----- Supplied information -----

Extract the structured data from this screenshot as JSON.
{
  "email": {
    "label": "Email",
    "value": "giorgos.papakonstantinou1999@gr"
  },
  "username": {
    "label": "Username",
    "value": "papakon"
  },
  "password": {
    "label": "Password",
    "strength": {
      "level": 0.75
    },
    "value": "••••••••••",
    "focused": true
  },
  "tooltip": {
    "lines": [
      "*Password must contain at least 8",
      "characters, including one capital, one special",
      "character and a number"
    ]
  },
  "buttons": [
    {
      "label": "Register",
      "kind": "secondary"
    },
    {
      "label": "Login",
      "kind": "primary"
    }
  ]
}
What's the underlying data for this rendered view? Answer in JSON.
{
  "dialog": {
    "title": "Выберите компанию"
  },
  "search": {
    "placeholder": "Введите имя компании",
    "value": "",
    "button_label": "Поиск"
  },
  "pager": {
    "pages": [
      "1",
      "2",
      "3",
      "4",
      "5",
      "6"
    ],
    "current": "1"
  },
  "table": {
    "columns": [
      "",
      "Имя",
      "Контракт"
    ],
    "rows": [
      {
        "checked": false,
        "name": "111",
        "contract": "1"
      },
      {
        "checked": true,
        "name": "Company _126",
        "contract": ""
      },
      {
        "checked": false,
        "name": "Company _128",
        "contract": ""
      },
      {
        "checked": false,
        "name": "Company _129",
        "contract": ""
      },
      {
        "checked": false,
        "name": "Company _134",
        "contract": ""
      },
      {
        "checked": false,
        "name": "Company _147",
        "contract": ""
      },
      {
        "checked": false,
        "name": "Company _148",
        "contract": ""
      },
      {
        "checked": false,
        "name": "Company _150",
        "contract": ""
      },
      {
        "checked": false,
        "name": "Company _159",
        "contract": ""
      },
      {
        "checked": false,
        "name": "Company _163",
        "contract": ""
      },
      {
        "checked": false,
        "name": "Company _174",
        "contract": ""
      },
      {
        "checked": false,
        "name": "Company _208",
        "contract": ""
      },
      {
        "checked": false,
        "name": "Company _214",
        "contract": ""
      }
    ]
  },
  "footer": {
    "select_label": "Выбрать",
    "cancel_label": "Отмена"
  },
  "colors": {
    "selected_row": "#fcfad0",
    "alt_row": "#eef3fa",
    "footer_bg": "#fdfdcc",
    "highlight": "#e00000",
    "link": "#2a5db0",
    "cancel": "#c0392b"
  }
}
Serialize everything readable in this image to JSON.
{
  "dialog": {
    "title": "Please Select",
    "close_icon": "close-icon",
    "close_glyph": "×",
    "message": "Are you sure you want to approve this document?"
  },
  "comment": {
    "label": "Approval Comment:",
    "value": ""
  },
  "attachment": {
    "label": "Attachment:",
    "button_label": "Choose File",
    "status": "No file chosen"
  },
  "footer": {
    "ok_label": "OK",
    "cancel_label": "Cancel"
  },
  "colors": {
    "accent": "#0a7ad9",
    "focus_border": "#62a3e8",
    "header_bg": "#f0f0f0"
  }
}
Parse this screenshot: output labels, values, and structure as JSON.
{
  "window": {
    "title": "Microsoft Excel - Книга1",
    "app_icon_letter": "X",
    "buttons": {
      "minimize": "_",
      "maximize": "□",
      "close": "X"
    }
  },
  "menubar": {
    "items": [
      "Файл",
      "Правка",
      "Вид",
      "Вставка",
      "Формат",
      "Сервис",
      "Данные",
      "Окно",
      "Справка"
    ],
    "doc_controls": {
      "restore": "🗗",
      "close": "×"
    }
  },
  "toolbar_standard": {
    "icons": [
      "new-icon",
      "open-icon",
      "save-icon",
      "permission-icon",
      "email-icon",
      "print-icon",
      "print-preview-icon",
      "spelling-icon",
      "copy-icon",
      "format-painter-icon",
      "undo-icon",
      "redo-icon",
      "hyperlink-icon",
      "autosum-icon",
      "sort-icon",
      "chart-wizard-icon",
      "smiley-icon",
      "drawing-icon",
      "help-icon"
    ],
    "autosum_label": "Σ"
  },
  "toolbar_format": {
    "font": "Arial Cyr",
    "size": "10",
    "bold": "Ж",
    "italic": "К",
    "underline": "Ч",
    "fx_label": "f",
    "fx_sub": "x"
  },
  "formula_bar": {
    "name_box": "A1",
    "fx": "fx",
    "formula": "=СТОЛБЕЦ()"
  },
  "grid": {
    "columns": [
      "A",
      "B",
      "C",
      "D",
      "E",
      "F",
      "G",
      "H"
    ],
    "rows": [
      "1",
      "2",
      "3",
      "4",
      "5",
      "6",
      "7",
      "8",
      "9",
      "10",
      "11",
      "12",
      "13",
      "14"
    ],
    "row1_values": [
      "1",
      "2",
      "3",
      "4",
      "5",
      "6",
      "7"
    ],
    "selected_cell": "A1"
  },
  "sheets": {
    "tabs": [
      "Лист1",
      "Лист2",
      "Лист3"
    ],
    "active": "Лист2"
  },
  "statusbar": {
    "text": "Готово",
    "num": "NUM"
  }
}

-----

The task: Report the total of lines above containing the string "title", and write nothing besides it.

Task answer: 3